Strategic Goal 9 (09PPMNFSG9): Enhance the state of knowledge related to emerging risks to occupational safety and health in manufacturing.





Respiratory Diseases



Strategic Goal 5 (09PPRDRSG5):

Prevent respiratory and other diseases potentially resulting from occupational exposures to nanomaterials.



Intermediate Goal (09PPRDRIG5.2): characterize respiratory exposures and measures used to reduce exposures, including engineering controls and respiratory protection, in work settings where engineered nanomaterials are produced or used.



Activity/Output Goal (09PPRDRAOG5.2.1): develop partnerships and conduct field evaluations of facilities where nanomaterials are produced or used.

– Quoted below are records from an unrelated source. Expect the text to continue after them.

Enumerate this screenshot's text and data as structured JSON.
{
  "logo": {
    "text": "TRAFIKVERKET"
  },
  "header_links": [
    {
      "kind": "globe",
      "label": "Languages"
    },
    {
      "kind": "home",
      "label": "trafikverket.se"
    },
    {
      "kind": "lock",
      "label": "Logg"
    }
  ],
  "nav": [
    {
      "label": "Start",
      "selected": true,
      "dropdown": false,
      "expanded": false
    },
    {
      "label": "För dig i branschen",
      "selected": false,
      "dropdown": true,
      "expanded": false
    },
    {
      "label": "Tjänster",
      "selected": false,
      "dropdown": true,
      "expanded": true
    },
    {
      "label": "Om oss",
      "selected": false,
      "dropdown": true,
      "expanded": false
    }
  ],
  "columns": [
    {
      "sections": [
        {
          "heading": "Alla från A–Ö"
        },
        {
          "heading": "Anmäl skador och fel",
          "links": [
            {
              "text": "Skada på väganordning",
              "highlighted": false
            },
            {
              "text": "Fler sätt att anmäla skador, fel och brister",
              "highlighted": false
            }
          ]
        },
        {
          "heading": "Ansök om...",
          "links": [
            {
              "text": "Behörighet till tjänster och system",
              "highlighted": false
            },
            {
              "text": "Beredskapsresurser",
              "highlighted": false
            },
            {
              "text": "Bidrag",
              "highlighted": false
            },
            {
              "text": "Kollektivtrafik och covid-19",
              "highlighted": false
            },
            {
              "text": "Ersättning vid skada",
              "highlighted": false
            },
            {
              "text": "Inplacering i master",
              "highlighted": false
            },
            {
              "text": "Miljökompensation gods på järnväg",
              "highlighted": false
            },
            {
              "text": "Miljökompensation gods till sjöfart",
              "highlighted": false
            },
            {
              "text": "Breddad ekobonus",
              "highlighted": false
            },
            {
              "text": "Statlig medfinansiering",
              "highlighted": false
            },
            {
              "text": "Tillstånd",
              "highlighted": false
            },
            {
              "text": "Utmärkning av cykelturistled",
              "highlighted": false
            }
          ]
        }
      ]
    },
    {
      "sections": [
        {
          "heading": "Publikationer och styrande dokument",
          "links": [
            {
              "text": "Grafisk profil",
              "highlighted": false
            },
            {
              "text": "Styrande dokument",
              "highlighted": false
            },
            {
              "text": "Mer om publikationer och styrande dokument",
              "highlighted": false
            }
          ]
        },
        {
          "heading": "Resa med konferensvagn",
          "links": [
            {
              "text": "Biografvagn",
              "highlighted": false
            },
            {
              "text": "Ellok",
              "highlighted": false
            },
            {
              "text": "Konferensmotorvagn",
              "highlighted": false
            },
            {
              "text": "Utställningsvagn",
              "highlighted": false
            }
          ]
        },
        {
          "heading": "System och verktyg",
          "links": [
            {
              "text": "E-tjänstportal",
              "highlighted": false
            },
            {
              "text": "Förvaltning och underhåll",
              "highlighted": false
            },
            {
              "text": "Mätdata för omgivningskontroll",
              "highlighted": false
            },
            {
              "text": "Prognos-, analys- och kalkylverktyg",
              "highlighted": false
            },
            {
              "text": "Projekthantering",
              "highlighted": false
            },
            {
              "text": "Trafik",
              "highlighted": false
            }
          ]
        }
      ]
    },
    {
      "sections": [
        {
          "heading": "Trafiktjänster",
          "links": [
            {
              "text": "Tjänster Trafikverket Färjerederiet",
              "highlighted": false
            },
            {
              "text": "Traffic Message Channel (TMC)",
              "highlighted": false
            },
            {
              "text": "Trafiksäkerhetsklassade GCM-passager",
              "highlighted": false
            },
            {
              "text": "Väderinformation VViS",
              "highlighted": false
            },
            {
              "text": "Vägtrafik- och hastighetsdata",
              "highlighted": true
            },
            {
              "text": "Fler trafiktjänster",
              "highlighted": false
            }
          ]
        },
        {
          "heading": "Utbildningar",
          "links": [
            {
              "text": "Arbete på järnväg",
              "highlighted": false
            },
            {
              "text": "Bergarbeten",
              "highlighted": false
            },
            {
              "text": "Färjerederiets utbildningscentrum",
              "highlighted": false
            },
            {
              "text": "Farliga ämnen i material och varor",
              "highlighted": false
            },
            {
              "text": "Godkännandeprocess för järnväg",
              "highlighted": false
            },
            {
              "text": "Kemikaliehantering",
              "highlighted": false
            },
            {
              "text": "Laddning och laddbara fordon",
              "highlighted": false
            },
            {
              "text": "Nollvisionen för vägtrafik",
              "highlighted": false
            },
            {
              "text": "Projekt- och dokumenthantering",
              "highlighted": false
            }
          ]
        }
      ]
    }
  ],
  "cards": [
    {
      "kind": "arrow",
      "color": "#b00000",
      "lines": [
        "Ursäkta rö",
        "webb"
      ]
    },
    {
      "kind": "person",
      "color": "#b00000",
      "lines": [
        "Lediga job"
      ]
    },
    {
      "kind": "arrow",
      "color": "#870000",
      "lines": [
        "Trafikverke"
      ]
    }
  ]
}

Intermediate Goal (09PPRDRIG5.3): develop guidance for facilities that produce or use nanomaterials.



Activity/Output Goal (09PPRDRAOG5.3.1): complete guidance documents on medical surveillance and use of control banding in facilities where nanomaterials are produced or used.

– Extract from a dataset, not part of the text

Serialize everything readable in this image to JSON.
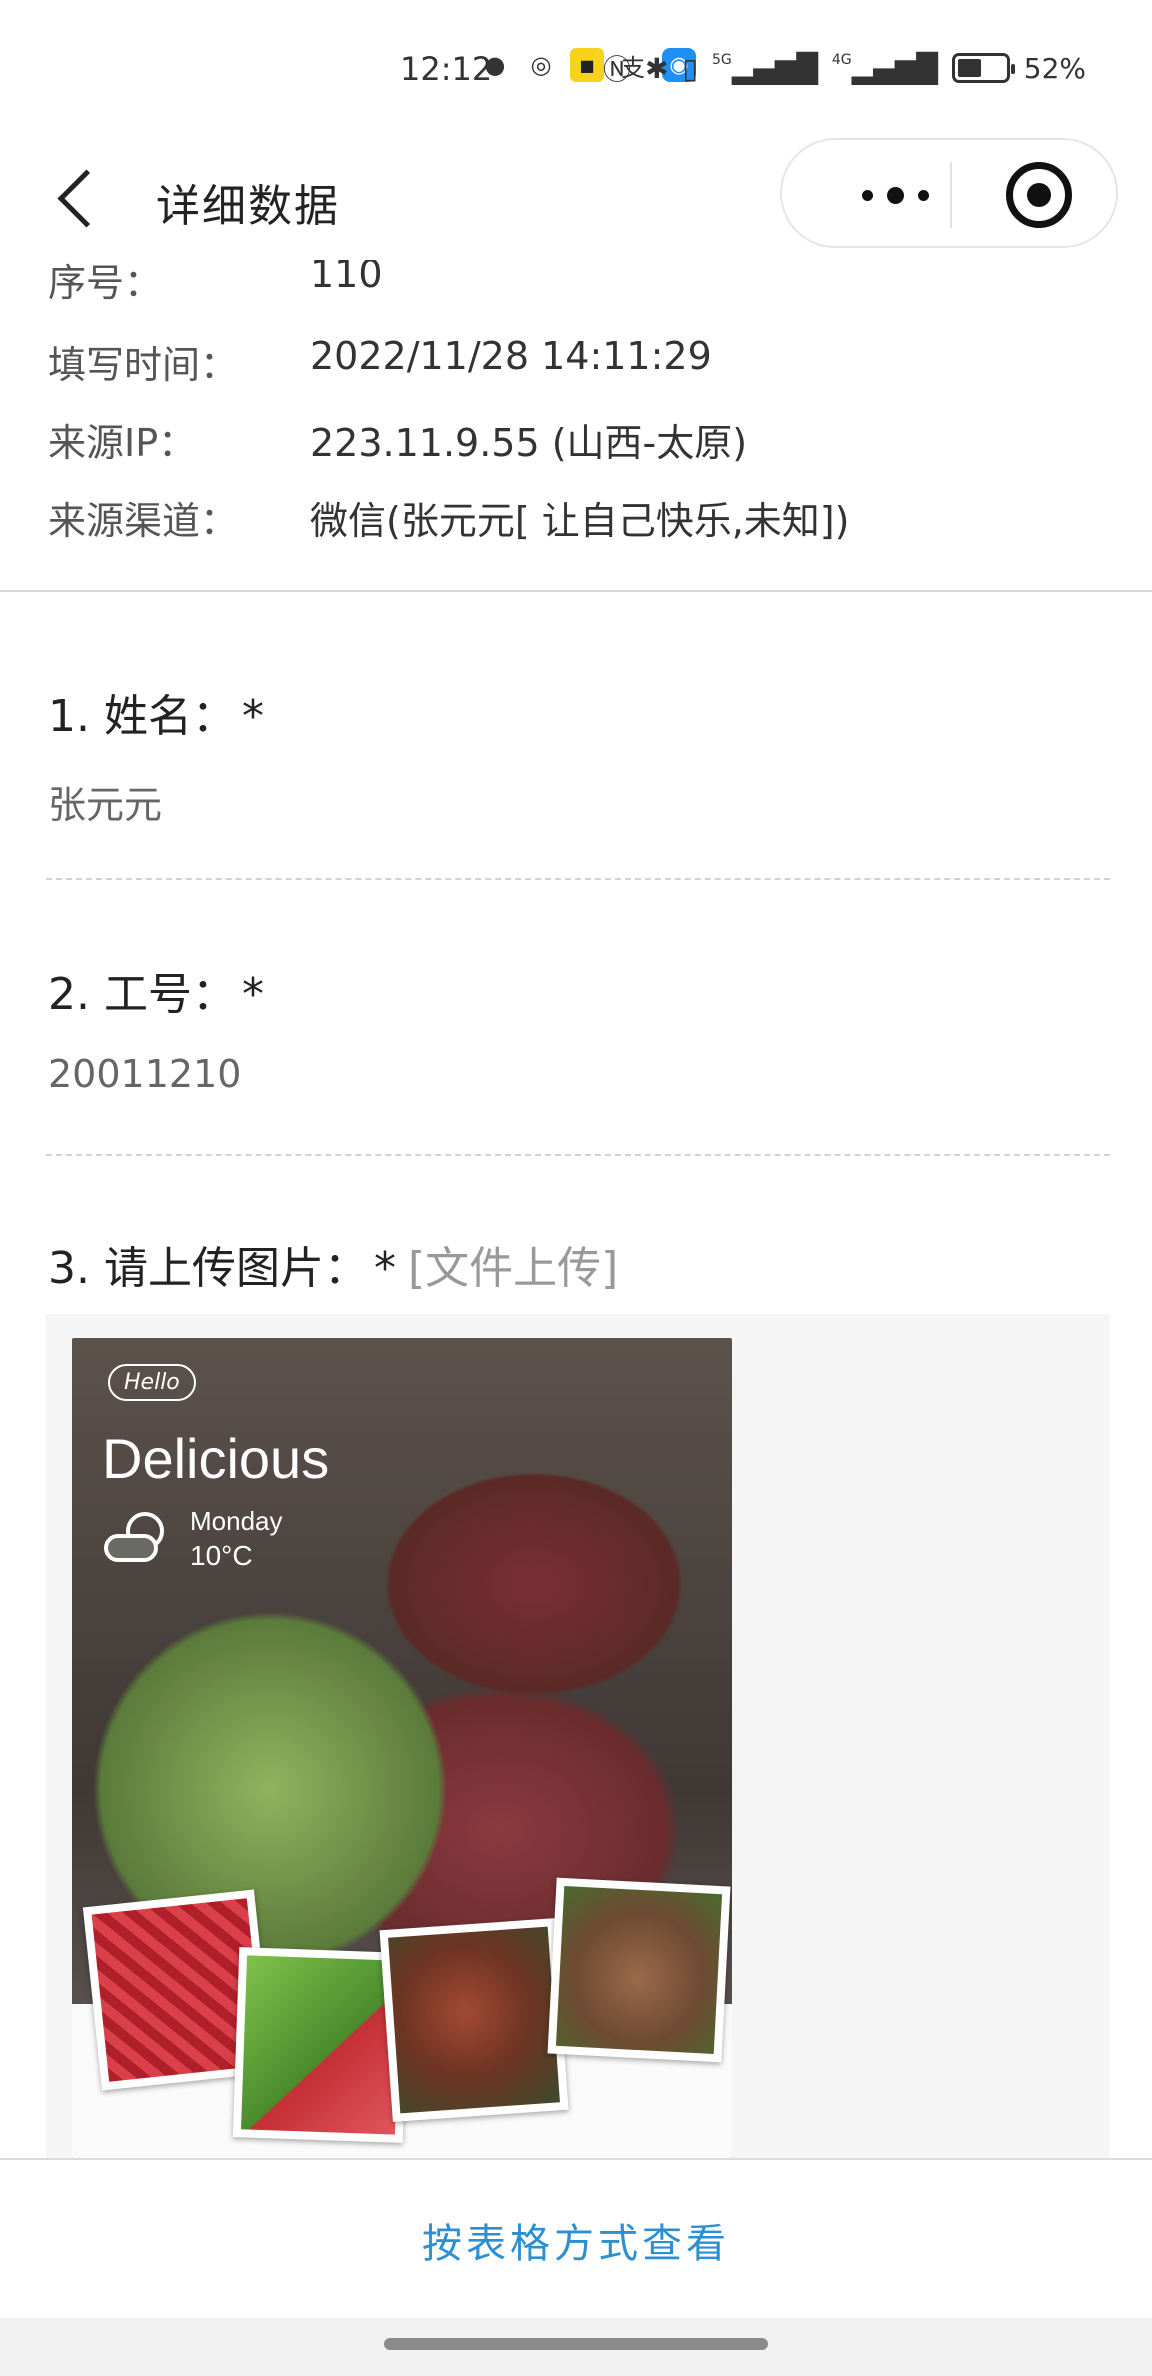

Authoritative Recommendation Development



Strategic Goal 1 (09PPAURSG1): Reduce and prevent occupational injuries, illnesses, and fatalities by supporting NORA sector and cross-sector programs in the development of authoritative recommendations.

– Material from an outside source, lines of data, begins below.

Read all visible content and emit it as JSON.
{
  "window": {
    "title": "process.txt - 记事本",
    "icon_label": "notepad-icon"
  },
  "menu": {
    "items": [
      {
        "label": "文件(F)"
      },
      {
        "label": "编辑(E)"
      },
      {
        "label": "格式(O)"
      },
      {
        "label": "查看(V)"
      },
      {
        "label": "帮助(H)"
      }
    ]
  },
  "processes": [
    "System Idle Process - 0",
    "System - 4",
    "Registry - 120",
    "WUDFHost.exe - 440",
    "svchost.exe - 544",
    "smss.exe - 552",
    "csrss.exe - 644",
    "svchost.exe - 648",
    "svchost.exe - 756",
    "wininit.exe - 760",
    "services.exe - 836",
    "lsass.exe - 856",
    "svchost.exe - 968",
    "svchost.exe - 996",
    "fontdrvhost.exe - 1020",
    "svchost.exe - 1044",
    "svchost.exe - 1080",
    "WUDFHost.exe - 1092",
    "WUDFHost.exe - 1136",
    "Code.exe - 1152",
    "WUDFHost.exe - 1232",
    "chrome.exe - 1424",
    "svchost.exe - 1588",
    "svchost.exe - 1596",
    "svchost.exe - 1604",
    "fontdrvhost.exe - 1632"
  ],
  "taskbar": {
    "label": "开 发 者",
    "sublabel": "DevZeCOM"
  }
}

Exposure assessment



Strategic Goal 2 (09PPEXASG2): Develop or improve specific methods and tools to assess worker exposures to critical occupational agents and stressors.



Intermediate Goal 2.11 (09PPEXAIG2.11): Address critical exposure assessment needs in emerging areas such as nanotechnology for application of new approaches to both new and traditional industrial processes, and for emerging initiatives to substitute alternative (e.g., ostensibly more safe) chemical processes in areas where hazards have been identified.



Activity/Output 2.11.1 (09PPEXAAOG2.11.1): Development of exposure assessment tools to characterize and evaluate the exposure to these emerging areas.

Nanotechnology



Strategic Goal 1 (09PPNANSG1). Determine if nanoparticles and nanomaterials pose risks for work-related injuries and illnesses.



d. Conduct research on measuring nanomaterials in the workplace, including developing new measurement methods and validating measurement methods.



Intermediate Goal 1.1 (09PPNAN1G1.1) Fate of nanomaterials in the work environment. Determine the key factors influencing the generation, dispersion, deposition, and re-entrainment of nanomaterials in the workplace, including the role of mixed exposures. Performance Measure 1.1 Support at least 12 research projects (field trips) over the next three years to assess the fate of nanomaterials in the work environment.

Intermediate Goal 1.2 (09PPNANIG1.2) Worker exposures. Quantitatively assess exposures to nanomaterials in the workplace including inhalation and dermal exposure. Determine how exposures differ by work task or process.



Page last updated: June 3, 2011
Page last reviewed: May 23, 2011
Content Source: National Institute for Occupational Safety and Health (NIOSH) Office of the Director

 

NIOSH Program:

Manufacturing